When I went to library school in 1990, however Continue reading U is for University at Albany
I was at my allergist’s office last month for my every-28-day injection, and she asked if I wanted a reminder card. “Nah, just tell me the date.” “November 5.” “Oh, that’s Election Day, easy to remember.”
This led to me mentioing that Election Day is the first Tuesday after the first Monday in November, so it will fall on November 2 through 8, but NOT on the 1st. When asked WHY, I admitted that I didn’t know, but that it was probably tied to the fact that it was All Saints Day, and/or it’s easy to forget that a new month has started.
So what IS the real story why Congress (in 1845) select the first Tuesday in November as Election Day?
Continue reading Election Day (tomorrow)
I was quite moved watching Malala Yousafzai on Comedy Central’s The Daily Show with Jon Stewart this past week.
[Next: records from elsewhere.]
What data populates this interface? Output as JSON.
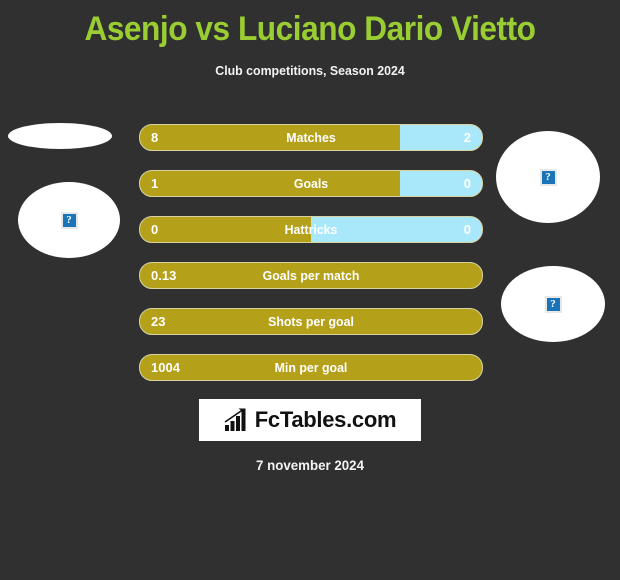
{
  "header": {
    "title": "Asenjo vs Luciano Dario Vietto",
    "subtitle": "Club competitions, Season 2024"
  },
  "colors": {
    "background": "#303030",
    "title": "#9ACD32",
    "home_bar": "#B5A019",
    "away_bar": "#A9E8FA",
    "text": "#FFFFFF",
    "logo_background": "#FFFFFF",
    "logo_text": "#111111"
  },
  "placeholders": {
    "left_flag": "broken-image-icon",
    "left_photo": "broken-image-icon",
    "right_photo": "broken-image-icon",
    "right_flag": "broken-image-icon",
    "broken_glyph": "?"
  },
  "stats": [
    {
      "label": "Matches",
      "home": "8",
      "away": "2",
      "home_pct": 76,
      "show_away": true
    },
    {
      "label": "Goals",
      "home": "1",
      "away": "0",
      "home_pct": 76,
      "show_away": true
    },
    {
      "label": "Hattricks",
      "home": "0",
      "away": "0",
      "home_pct": 50,
      "show_away": true
    },
    {
      "label": "Goals per match",
      "home": "0.13",
      "away": "",
      "home_pct": 100,
      "show_away": false
    },
    {
      "label": "Shots per goal",
      "home": "23",
      "away": "",
      "home_pct": 100,
      "show_away": false
    },
    {
      "label": "Min per goal",
      "home": "1004",
      "away": "",
      "home_pct": 100,
      "show_away": false
    }
  ],
  "logo": {
    "text": "FcTables.com",
    "icon": "bar-chart-growth-icon"
  },
  "footer": {
    "date": "7 november 2024"
  }
}
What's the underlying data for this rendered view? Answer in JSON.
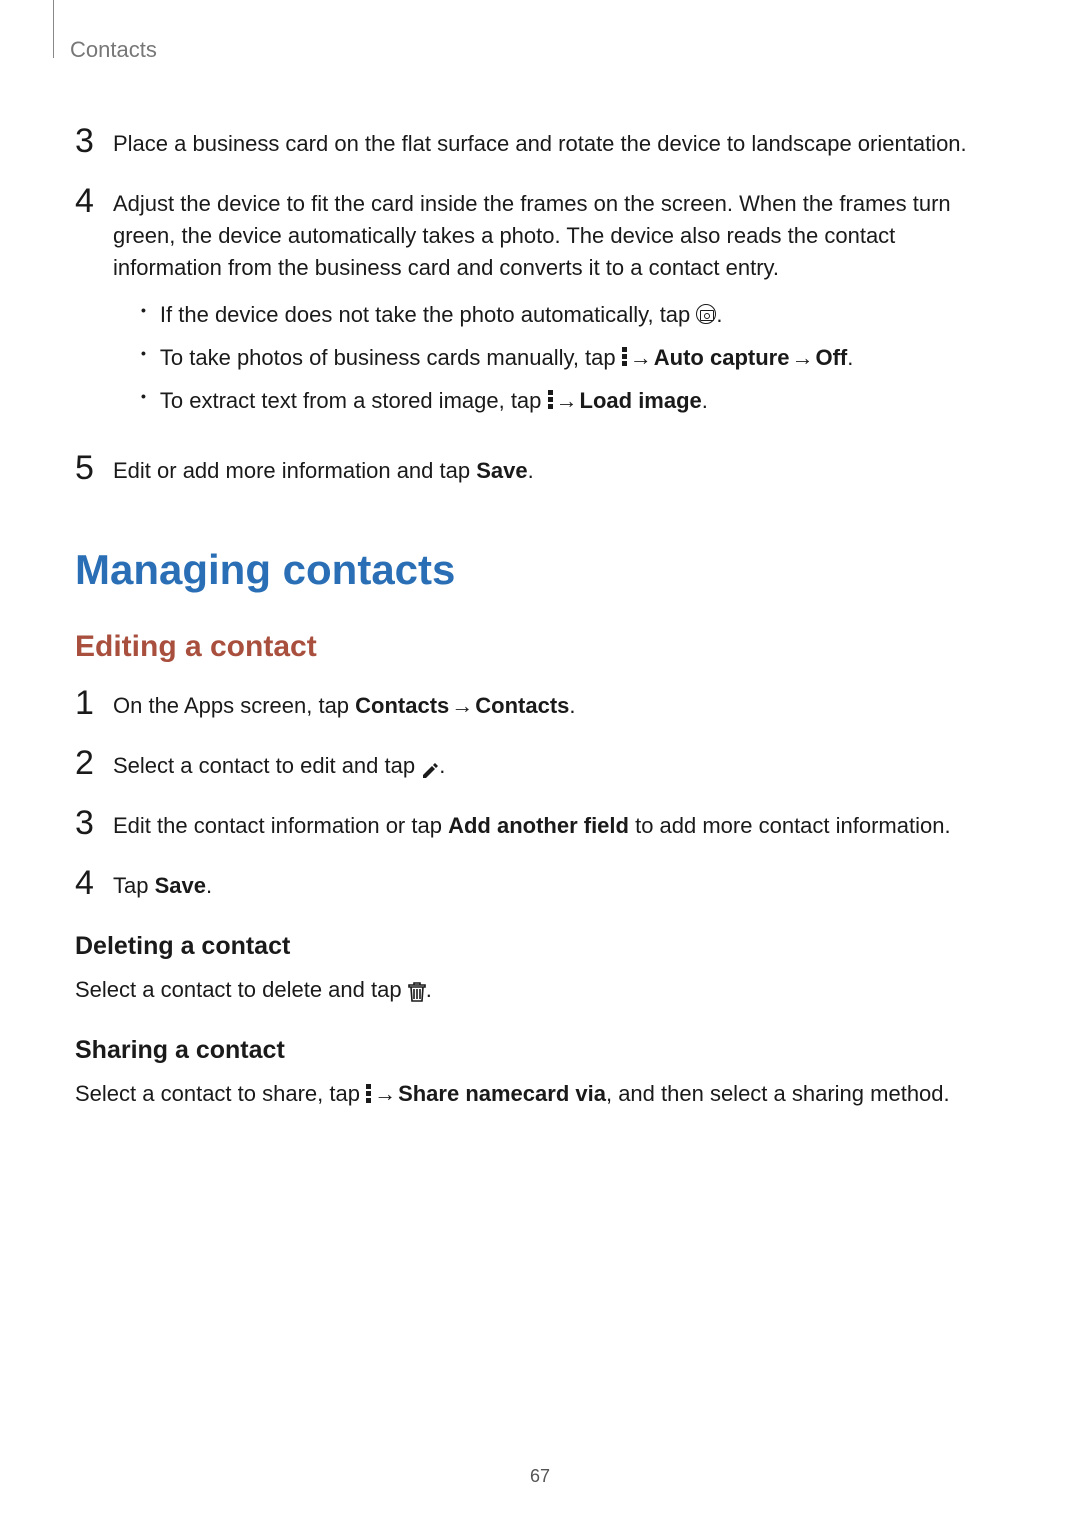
{
  "header": {
    "section_title": "Contacts"
  },
  "steps_first": {
    "3": {
      "num": "3",
      "text": "Place a business card on the flat surface and rotate the device to landscape orientation."
    },
    "4": {
      "num": "4",
      "text": "Adjust the device to fit the card inside the frames on the screen. When the frames turn green, the device automatically takes a photo. The device also reads the contact information from the business card and converts it to a contact entry.",
      "bullets": {
        "a_pre": "If the device does not take the photo automatically, tap ",
        "a_post": ".",
        "b_pre": "To take photos of business cards manually, tap ",
        "b_mid_arrow": " → ",
        "b_bold1": "Auto capture",
        "b_bold2": "Off",
        "b_dot": ".",
        "c_pre": "To extract text from a stored image, tap ",
        "c_arrow": " → ",
        "c_bold": "Load image",
        "c_dot": "."
      }
    },
    "5": {
      "num": "5",
      "text_pre": "Edit or add more information and tap ",
      "bold": "Save",
      "post": "."
    }
  },
  "heading_main": "Managing contacts",
  "heading_sub": "Editing a contact",
  "steps_edit": {
    "1": {
      "num": "1",
      "pre": "On the Apps screen, tap ",
      "b1": "Contacts",
      "arrow": " → ",
      "b2": "Contacts",
      "post": "."
    },
    "2": {
      "num": "2",
      "pre": "Select a contact to edit and tap ",
      "post": "."
    },
    "3": {
      "num": "3",
      "pre": "Edit the contact information or tap ",
      "b1": "Add another field",
      "post": " to add more contact information."
    },
    "4": {
      "num": "4",
      "pre": "Tap ",
      "b1": "Save",
      "post": "."
    }
  },
  "deleting": {
    "heading": "Deleting a contact",
    "pre": "Select a contact to delete and tap ",
    "post": "."
  },
  "sharing": {
    "heading": "Sharing a contact",
    "pre": "Select a contact to share, tap ",
    "arrow": " → ",
    "bold": "Share namecard via",
    "post": ", and then select a sharing method."
  },
  "page_number": "67"
}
Malala is the teenager shot in the head by the Taliban in Pakistan, but survived, and has since set up a fund to support girls’ education. Here’s Part 1, the section that aired, but see Part 2 and Part 3 as well. If those links don’t work, try this one.
When you listen, you’ll note that what she’s advocating for is essentially a liberal arts education, wanting girls to think for themselves, radical in the environment from which she came. The group that shot her were pleased she didn’t win the Nobel Peace Prize this week Jon Stewart may want to adopt her but she is reviled in her own hometown as not being Muslim enough or being a CIA plant.
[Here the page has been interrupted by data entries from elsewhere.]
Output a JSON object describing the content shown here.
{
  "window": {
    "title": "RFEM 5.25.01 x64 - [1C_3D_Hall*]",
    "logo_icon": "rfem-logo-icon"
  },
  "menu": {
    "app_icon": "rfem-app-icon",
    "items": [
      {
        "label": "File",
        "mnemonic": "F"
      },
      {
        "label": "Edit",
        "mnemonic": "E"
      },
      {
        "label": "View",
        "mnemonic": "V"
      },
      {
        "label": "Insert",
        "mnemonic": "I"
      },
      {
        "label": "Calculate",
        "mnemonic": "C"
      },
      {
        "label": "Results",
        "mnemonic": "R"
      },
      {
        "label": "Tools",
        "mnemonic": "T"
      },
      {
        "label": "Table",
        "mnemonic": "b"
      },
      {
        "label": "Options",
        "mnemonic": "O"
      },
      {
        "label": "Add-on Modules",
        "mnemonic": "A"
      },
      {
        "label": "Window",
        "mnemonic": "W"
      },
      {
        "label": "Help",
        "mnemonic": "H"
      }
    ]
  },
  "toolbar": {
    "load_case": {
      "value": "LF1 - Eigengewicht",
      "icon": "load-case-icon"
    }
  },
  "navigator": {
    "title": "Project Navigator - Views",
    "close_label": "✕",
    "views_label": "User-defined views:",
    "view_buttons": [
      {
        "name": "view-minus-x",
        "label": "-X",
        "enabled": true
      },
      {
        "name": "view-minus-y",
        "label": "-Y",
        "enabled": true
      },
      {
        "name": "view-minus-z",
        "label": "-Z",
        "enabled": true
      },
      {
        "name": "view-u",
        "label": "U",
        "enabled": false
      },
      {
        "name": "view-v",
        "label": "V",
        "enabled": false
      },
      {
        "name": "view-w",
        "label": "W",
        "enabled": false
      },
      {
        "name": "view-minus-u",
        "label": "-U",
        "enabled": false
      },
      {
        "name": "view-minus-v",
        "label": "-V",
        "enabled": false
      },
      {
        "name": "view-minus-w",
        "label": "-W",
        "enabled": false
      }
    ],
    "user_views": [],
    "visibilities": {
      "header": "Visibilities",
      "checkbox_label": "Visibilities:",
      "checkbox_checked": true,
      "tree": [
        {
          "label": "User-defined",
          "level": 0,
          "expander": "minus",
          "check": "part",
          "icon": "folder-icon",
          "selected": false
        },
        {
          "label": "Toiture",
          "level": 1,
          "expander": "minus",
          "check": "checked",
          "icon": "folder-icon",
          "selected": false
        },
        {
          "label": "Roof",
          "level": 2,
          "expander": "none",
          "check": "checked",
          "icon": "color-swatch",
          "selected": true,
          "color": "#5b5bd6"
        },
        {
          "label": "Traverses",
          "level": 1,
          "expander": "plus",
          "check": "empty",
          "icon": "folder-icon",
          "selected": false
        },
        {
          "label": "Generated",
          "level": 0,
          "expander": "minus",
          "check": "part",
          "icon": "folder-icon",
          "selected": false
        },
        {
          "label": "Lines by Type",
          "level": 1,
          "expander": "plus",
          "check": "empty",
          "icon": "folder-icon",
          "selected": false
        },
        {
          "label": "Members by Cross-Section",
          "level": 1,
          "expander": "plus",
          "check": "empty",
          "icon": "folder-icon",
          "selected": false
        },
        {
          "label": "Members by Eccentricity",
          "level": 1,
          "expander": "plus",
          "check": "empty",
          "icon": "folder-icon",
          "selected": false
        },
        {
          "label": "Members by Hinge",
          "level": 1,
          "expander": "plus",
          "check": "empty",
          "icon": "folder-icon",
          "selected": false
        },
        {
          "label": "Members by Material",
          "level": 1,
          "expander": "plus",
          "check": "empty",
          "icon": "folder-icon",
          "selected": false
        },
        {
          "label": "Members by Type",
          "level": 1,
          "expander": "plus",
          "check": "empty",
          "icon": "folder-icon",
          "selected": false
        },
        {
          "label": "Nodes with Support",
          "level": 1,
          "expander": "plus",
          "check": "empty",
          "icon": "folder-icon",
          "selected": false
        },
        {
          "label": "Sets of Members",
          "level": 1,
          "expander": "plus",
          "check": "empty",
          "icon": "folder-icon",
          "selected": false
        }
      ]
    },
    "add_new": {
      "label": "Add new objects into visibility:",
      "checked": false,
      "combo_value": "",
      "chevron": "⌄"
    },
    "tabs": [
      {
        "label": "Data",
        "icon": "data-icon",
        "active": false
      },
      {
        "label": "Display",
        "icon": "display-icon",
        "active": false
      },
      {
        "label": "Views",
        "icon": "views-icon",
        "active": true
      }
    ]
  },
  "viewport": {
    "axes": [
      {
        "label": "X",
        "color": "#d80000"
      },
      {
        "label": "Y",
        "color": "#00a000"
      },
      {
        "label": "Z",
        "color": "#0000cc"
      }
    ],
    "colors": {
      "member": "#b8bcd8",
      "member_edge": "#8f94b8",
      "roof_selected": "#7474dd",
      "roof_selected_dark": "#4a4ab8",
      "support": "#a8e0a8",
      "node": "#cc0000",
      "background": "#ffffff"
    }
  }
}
My job is funded by state and federal monies. Which is to say I’m still working, but if this partial government shutdown continues for a while Continue reading Malala, the government shutdown, and other things
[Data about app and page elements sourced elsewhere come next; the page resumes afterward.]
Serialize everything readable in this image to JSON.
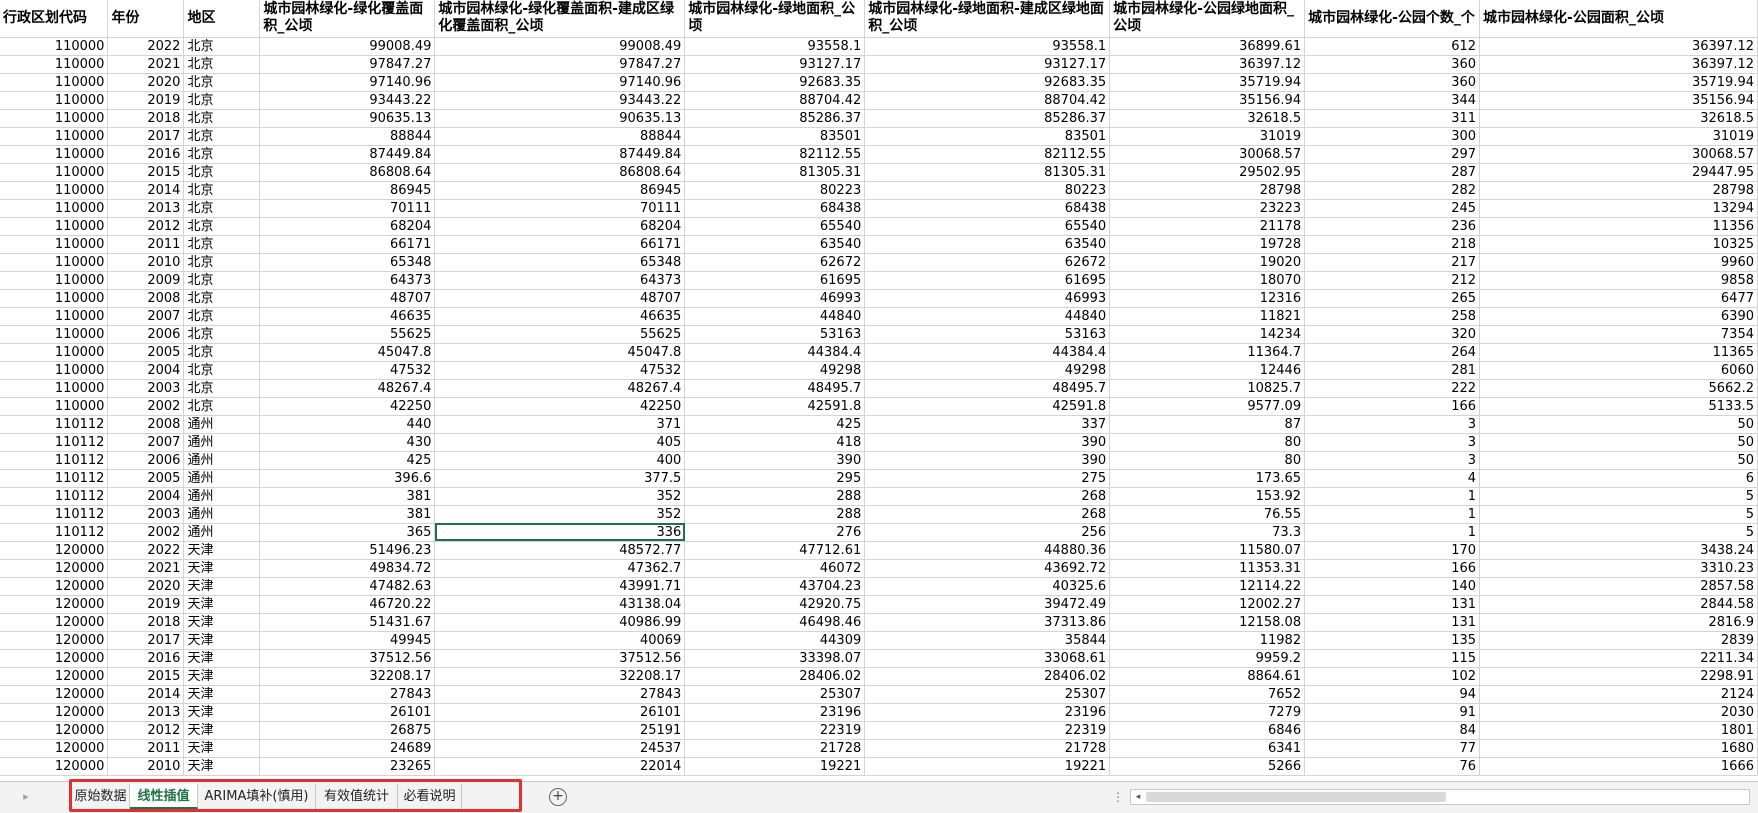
{
  "columns": [
    "行政区划代码",
    "年份",
    "地区",
    "城市园林绿化-绿化覆盖面积_公顷",
    "城市园林绿化-绿化覆盖面积-建成区绿化覆盖面积_公顷",
    "城市园林绿化-绿地面积_公顷",
    "城市园林绿化-绿地面积-建成区绿地面积_公顷",
    "城市园林绿化-公园绿地面积_公顷",
    "城市园林绿化-公园个数_个",
    "城市园林绿化-公园面积_公顷"
  ],
  "rows": [
    [
      "110000",
      "2022",
      "北京",
      "99008.49",
      "99008.49",
      "93558.1",
      "93558.1",
      "36899.61",
      "612",
      "36397.12"
    ],
    [
      "110000",
      "2021",
      "北京",
      "97847.27",
      "97847.27",
      "93127.17",
      "93127.17",
      "36397.12",
      "360",
      "36397.12"
    ],
    [
      "110000",
      "2020",
      "北京",
      "97140.96",
      "97140.96",
      "92683.35",
      "92683.35",
      "35719.94",
      "360",
      "35719.94"
    ],
    [
      "110000",
      "2019",
      "北京",
      "93443.22",
      "93443.22",
      "88704.42",
      "88704.42",
      "35156.94",
      "344",
      "35156.94"
    ],
    [
      "110000",
      "2018",
      "北京",
      "90635.13",
      "90635.13",
      "85286.37",
      "85286.37",
      "32618.5",
      "311",
      "32618.5"
    ],
    [
      "110000",
      "2017",
      "北京",
      "88844",
      "88844",
      "83501",
      "83501",
      "31019",
      "300",
      "31019"
    ],
    [
      "110000",
      "2016",
      "北京",
      "87449.84",
      "87449.84",
      "82112.55",
      "82112.55",
      "30068.57",
      "297",
      "30068.57"
    ],
    [
      "110000",
      "2015",
      "北京",
      "86808.64",
      "86808.64",
      "81305.31",
      "81305.31",
      "29502.95",
      "287",
      "29447.95"
    ],
    [
      "110000",
      "2014",
      "北京",
      "86945",
      "86945",
      "80223",
      "80223",
      "28798",
      "282",
      "28798"
    ],
    [
      "110000",
      "2013",
      "北京",
      "70111",
      "70111",
      "68438",
      "68438",
      "23223",
      "245",
      "13294"
    ],
    [
      "110000",
      "2012",
      "北京",
      "68204",
      "68204",
      "65540",
      "65540",
      "21178",
      "236",
      "11356"
    ],
    [
      "110000",
      "2011",
      "北京",
      "66171",
      "66171",
      "63540",
      "63540",
      "19728",
      "218",
      "10325"
    ],
    [
      "110000",
      "2010",
      "北京",
      "65348",
      "65348",
      "62672",
      "62672",
      "19020",
      "217",
      "9960"
    ],
    [
      "110000",
      "2009",
      "北京",
      "64373",
      "64373",
      "61695",
      "61695",
      "18070",
      "212",
      "9858"
    ],
    [
      "110000",
      "2008",
      "北京",
      "48707",
      "48707",
      "46993",
      "46993",
      "12316",
      "265",
      "6477"
    ],
    [
      "110000",
      "2007",
      "北京",
      "46635",
      "46635",
      "44840",
      "44840",
      "11821",
      "258",
      "6390"
    ],
    [
      "110000",
      "2006",
      "北京",
      "55625",
      "55625",
      "53163",
      "53163",
      "14234",
      "320",
      "7354"
    ],
    [
      "110000",
      "2005",
      "北京",
      "45047.8",
      "45047.8",
      "44384.4",
      "44384.4",
      "11364.7",
      "264",
      "11365"
    ],
    [
      "110000",
      "2004",
      "北京",
      "47532",
      "47532",
      "49298",
      "49298",
      "12446",
      "281",
      "6060"
    ],
    [
      "110000",
      "2003",
      "北京",
      "48267.4",
      "48267.4",
      "48495.7",
      "48495.7",
      "10825.7",
      "222",
      "5662.2"
    ],
    [
      "110000",
      "2002",
      "北京",
      "42250",
      "42250",
      "42591.8",
      "42591.8",
      "9577.09",
      "166",
      "5133.5"
    ],
    [
      "110112",
      "2008",
      "通州",
      "440",
      "371",
      "425",
      "337",
      "87",
      "3",
      "50"
    ],
    [
      "110112",
      "2007",
      "通州",
      "430",
      "405",
      "418",
      "390",
      "80",
      "3",
      "50"
    ],
    [
      "110112",
      "2006",
      "通州",
      "425",
      "400",
      "390",
      "390",
      "80",
      "3",
      "50"
    ],
    [
      "110112",
      "2005",
      "通州",
      "396.6",
      "377.5",
      "295",
      "275",
      "173.65",
      "4",
      "6"
    ],
    [
      "110112",
      "2004",
      "通州",
      "381",
      "352",
      "288",
      "268",
      "153.92",
      "1",
      "5"
    ],
    [
      "110112",
      "2003",
      "通州",
      "381",
      "352",
      "288",
      "268",
      "76.55",
      "1",
      "5"
    ],
    [
      "110112",
      "2002",
      "通州",
      "365",
      "336",
      "276",
      "256",
      "73.3",
      "1",
      "5"
    ],
    [
      "120000",
      "2022",
      "天津",
      "51496.23",
      "48572.77",
      "47712.61",
      "44880.36",
      "11580.07",
      "170",
      "3438.24"
    ],
    [
      "120000",
      "2021",
      "天津",
      "49834.72",
      "47362.7",
      "46072",
      "43692.72",
      "11353.31",
      "166",
      "3310.23"
    ],
    [
      "120000",
      "2020",
      "天津",
      "47482.63",
      "43991.71",
      "43704.23",
      "40325.6",
      "12114.22",
      "140",
      "2857.58"
    ],
    [
      "120000",
      "2019",
      "天津",
      "46720.22",
      "43138.04",
      "42920.75",
      "39472.49",
      "12002.27",
      "131",
      "2844.58"
    ],
    [
      "120000",
      "2018",
      "天津",
      "51431.67",
      "40986.99",
      "46498.46",
      "37313.86",
      "12158.08",
      "131",
      "2816.9"
    ],
    [
      "120000",
      "2017",
      "天津",
      "49945",
      "40069",
      "44309",
      "35844",
      "11982",
      "135",
      "2839"
    ],
    [
      "120000",
      "2016",
      "天津",
      "37512.56",
      "37512.56",
      "33398.07",
      "33068.61",
      "9959.2",
      "115",
      "2211.34"
    ],
    [
      "120000",
      "2015",
      "天津",
      "32208.17",
      "32208.17",
      "28406.02",
      "28406.02",
      "8864.61",
      "102",
      "2298.91"
    ],
    [
      "120000",
      "2014",
      "天津",
      "27843",
      "27843",
      "25307",
      "25307",
      "7652",
      "94",
      "2124"
    ],
    [
      "120000",
      "2013",
      "天津",
      "26101",
      "26101",
      "23196",
      "23196",
      "7279",
      "91",
      "2030"
    ],
    [
      "120000",
      "2012",
      "天津",
      "26875",
      "25191",
      "22319",
      "22319",
      "6846",
      "84",
      "1801"
    ],
    [
      "120000",
      "2011",
      "天津",
      "24689",
      "24537",
      "21728",
      "21728",
      "6341",
      "77",
      "1680"
    ],
    [
      "120000",
      "2010",
      "天津",
      "23265",
      "22014",
      "19221",
      "19221",
      "5266",
      "76",
      "1666"
    ]
  ],
  "sheet_tabs": [
    {
      "label": "原始数据",
      "active": false
    },
    {
      "label": "线性插值",
      "active": true
    },
    {
      "label": "ARIMA填补(慎用)",
      "active": false
    },
    {
      "label": "有效值统计",
      "active": false
    },
    {
      "label": "必看说明",
      "active": false
    }
  ],
  "selected_cell": {
    "row": 27,
    "col": 4
  },
  "icons": {
    "add_sheet": "plus-circle-icon",
    "split": "vertical-ellipsis-icon",
    "scroll_left": "caret-left-icon",
    "tab_nav": "caret-right-icon"
  },
  "colors": {
    "accent": "#217346",
    "highlight_box": "#e03030",
    "grid_line": "#d4d4d4"
  }
}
My church, First Presbyterian Church in Albany, NY, is celebrating its 250th anniversary this year. The church donated some artifacts to the Albany Institute of History & Art, itself founded in 1791. The Institute has an exhibit, ongoing through April 17, showing some of the church history over the years.
Some of the church members included John Jay, eventually the first Chief Justice of the Supreme Court; Alexander Hamilton, the first Secretary of the Treasury; and Aaron Burr, third Vice-President of United States, and the first NOT to go on to become President.
I’ve lived in Albany, NY over thirty years now, and one of those trivia questions I like to ask relative newcomers – people who’ve only been here twenty years, e.g. – is “What are the two greatest snowstorms in recorded Albany history?”
The worst event, by far, was the Great Blizzard of 1888, during the second week in March, which dumped 45 inches (120 cm) on Albany, 22 inches (56 cm) in New York City, and huge amounts across New York State, New Jersey and much of New England. The storm and the frigid aftermath Continue reading It Snows in March in Albany
Albany, New York has a long history, going back to at least 1624, when it was called Fort Orange, then later Beverwyck, under Dutch rule. From the city’s webpage: “In 1664 when the Dutch surrendered to the British without a battle, King Charles II granted territory… to his royal brother James, the Duke of both York and Albany. Thus Beverwyck became Albany and New Amsterdam became New York… It was on July 22, 1686 that Governor Thomas Dongan representing the British crown granted a charter recognizing Albany as a city.” It became the permanent capital of New York State in 1797.
As a city on the Hudson River, the city was important in trade. That song The Erie Canal has a line about it running “from Albany to Buffalo.”
One of the more controversial situations in 20th century Albany history Continue reading A is for Albany